Reference Robinson K 2010 October 14 RSA ANIMATE Changing Education Paradigms

Reference robinson k 2010 october 14 rsa animate

This preview shows page 4 - 6 out of 8 pages.

Reference
Robinson, K. (2010, October 14). RSA ANIMATE: Changing Education Paradigms. Retrieved January 19, 2018, from NCEE. (n.d.). Top Performing Countries. Retrieved January 18, 2018, from - we-do/center-on-international-education-benchmarking/top-performing-countries/ Three main points that really stuck at to me in the presentation were academic vs non-academic people, standardization of education, and divergent thinking. In a nutshell Mr. Robinson states that in the current model of education that people that succeed in the current model of learning are considered the academic and smart people; if you fail to meet the expectations of the current model you are considered a non-academic and have failed at getting a proper education. Standardization of education has become a one size fits all model, people that have varied interests such as the arts are left behind because our education system has conformed to a specific way of learning. Divergent thinking brings the prospect of exploring the ideas and concepts without the repercussions of the current education model. Three countries with the top performing education system are Canada, Japan, and Shanghai-China.
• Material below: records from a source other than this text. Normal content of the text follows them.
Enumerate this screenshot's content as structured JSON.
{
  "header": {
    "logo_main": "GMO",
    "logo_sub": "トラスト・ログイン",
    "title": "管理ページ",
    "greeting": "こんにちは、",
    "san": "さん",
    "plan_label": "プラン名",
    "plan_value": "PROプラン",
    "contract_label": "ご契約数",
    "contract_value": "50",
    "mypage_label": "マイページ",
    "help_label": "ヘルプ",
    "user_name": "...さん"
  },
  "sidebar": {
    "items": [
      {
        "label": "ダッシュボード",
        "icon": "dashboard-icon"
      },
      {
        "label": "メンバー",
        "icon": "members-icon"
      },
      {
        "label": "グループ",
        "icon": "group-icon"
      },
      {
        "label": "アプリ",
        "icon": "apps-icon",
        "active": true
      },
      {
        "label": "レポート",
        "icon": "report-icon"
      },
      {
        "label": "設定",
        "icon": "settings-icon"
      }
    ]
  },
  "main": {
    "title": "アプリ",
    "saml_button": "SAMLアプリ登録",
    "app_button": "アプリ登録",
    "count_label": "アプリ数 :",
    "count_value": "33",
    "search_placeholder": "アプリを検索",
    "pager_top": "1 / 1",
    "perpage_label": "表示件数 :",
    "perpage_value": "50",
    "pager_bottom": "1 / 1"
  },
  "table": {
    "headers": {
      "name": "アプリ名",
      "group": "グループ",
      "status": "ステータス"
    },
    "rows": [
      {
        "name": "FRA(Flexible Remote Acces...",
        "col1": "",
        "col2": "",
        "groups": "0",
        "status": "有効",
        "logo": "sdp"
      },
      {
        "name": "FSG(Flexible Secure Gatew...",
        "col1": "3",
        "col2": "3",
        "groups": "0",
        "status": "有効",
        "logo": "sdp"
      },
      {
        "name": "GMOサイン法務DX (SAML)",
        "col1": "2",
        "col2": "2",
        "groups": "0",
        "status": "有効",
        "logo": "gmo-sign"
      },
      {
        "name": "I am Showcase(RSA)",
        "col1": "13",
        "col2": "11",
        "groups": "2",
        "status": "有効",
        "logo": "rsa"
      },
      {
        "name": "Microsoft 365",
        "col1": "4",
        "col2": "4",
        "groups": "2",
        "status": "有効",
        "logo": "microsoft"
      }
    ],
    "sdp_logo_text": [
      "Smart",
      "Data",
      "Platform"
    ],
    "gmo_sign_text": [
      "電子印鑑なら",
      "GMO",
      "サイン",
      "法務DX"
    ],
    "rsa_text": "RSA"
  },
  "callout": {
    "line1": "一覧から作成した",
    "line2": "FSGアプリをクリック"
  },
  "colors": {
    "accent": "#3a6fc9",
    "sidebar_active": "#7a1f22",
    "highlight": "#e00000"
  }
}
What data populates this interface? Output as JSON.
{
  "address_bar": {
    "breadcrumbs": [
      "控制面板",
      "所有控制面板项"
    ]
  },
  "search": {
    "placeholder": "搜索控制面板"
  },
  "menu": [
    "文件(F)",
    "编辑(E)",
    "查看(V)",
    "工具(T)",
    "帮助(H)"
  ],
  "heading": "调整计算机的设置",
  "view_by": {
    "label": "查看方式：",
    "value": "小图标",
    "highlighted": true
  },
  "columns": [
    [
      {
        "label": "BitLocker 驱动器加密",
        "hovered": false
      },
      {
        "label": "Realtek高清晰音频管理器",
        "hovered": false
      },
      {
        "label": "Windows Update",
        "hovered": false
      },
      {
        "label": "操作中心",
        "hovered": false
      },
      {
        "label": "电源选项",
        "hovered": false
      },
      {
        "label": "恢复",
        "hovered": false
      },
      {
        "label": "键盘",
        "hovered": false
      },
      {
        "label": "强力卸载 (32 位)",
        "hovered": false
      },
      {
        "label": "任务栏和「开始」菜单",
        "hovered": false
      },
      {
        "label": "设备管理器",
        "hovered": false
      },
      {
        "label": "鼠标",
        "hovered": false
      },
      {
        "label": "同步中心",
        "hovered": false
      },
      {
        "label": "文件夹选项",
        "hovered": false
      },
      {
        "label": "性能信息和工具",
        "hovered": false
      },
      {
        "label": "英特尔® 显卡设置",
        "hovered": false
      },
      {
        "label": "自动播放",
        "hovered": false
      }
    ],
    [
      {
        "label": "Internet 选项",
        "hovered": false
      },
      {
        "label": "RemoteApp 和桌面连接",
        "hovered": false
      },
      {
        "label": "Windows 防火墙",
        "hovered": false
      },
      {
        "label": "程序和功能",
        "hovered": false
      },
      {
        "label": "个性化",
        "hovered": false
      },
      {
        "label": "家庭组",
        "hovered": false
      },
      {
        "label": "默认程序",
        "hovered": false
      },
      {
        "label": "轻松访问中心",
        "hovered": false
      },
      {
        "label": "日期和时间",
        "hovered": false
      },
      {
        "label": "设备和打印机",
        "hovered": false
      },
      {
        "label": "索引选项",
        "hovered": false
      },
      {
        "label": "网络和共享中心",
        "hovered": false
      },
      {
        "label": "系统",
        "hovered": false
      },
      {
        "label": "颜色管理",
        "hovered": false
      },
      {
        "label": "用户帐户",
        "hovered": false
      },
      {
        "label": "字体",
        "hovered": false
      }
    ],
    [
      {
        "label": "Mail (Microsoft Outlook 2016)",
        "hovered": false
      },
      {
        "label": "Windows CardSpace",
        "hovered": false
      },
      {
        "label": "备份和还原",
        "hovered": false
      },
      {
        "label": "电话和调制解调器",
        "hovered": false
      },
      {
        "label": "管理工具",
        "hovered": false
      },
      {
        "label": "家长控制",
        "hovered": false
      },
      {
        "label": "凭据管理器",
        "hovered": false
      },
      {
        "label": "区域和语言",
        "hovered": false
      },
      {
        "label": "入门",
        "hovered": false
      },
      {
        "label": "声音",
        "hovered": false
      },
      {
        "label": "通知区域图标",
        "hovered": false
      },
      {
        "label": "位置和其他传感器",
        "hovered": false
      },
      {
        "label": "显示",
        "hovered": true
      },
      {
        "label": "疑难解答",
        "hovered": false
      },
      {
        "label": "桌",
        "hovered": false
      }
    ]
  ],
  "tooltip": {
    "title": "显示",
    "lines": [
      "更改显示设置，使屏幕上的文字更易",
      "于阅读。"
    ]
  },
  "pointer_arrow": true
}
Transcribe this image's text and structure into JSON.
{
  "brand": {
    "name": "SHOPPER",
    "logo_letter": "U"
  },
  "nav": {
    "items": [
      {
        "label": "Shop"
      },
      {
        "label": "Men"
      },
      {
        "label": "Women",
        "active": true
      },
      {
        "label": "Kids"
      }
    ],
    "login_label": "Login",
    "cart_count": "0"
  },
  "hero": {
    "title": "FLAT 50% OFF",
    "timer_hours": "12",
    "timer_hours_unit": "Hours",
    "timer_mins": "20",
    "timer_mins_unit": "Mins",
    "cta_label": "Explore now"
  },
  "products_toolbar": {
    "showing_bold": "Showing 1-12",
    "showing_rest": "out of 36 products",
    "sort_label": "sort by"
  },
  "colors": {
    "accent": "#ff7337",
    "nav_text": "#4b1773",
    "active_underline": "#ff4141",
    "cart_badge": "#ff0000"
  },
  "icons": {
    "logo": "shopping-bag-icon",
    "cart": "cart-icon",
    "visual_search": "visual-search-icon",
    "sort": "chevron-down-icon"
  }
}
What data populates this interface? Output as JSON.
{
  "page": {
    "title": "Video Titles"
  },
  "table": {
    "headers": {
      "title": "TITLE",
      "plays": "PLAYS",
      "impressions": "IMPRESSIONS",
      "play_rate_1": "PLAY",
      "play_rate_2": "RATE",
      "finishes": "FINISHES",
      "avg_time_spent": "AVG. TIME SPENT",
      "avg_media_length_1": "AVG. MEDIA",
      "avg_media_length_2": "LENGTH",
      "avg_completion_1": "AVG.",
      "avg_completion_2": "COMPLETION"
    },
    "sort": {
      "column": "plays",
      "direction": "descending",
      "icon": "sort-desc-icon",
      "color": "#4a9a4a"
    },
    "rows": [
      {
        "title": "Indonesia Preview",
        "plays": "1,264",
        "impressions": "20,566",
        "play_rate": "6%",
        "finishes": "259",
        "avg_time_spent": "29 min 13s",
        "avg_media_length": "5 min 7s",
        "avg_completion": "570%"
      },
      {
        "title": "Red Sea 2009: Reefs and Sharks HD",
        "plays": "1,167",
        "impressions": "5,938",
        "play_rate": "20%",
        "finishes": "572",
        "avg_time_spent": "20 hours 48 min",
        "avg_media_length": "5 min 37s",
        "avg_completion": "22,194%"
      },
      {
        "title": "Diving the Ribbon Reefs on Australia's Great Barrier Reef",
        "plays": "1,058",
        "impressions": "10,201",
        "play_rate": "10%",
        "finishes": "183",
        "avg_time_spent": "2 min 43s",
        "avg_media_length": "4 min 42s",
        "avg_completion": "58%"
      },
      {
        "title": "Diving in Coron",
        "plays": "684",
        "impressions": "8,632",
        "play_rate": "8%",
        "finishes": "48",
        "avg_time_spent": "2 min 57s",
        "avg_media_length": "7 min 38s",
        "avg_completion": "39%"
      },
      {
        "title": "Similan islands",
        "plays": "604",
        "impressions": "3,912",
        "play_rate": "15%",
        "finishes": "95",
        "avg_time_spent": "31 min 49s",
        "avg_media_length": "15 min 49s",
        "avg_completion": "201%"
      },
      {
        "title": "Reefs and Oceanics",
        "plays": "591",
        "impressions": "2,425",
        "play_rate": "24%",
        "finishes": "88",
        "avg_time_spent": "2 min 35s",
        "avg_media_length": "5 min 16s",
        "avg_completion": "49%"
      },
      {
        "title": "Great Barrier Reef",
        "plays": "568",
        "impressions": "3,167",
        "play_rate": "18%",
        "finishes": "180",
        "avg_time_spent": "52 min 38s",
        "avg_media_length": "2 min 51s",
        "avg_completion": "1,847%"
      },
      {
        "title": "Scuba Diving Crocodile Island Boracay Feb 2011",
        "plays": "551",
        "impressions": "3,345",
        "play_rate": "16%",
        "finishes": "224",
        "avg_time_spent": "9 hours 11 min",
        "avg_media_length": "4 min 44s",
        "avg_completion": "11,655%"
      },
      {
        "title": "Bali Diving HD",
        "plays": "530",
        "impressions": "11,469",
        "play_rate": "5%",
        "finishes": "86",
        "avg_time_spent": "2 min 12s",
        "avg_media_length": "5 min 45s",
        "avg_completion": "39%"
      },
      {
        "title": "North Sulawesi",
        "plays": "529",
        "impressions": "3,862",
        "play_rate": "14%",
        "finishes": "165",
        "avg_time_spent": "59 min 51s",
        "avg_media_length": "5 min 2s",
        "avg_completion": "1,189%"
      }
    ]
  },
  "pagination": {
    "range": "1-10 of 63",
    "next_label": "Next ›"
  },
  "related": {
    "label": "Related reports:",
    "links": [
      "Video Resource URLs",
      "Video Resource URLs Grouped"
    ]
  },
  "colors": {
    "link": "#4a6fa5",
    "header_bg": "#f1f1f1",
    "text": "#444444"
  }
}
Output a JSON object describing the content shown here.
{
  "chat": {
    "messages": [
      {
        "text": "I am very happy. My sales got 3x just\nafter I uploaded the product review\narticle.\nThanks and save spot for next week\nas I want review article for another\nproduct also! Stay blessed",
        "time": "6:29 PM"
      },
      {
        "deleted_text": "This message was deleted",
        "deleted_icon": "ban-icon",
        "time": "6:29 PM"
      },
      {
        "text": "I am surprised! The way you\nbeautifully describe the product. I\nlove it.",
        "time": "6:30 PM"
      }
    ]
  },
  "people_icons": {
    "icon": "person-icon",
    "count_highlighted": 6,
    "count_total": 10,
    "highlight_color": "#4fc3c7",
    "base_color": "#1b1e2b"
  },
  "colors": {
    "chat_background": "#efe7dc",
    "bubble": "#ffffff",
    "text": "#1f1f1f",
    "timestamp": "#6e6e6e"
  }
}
Since 2000 Canada has widely reformed the education system by adopting a common curriculum for all schools and having selective teacher education programs. After Japanese administrators saw their deficiencies in technology and finance they were determined to catch up to western powers, they reformed their education system by mimicking western ideas and fused it with Japanese ideology to create a new education system. Realizing that the cultural revolution took a toll on China's education system under Mao Zedong, Deng Xiaoping realized that with an uneducated workforce he could not achieve true economic success; so he set out to reform the education system by borrowing western ideology on education. The reforms that these countries have in common really stuck out, but the real similarity they have in common is the strong work ethic students bring to the table. A model for education that I think could have a positive impact on our education system; would be for students to pursue further knowledge in something that peeks their interest, and set that as a foundation to build upon. Students learning in a field that their interests them would make them enthusiastic about going to school and learning. I would keep some of the core subjects like reading and math, but I don't think we should force students learn a subject outside of the core subjects if it doesn't garner their attention. 1) To begin with, this presentation was a mind opener on how our education system is built. Thinking back to middle school and high school, I can relate to some of the points Sir Ken Robinson presented about the structure and distractions we suffer from during our time in public school. First, I have heard the idea of hard work, go to school, do well and at the end, you will get a great job. This is true to some extent however it doesn’t work for everyone even if you do all the above. An education system that was

  • Left Quote Icon

    Student Picture

  • Left Quote Icon

    Student Picture

  • Left Quote Icon

    Student Picture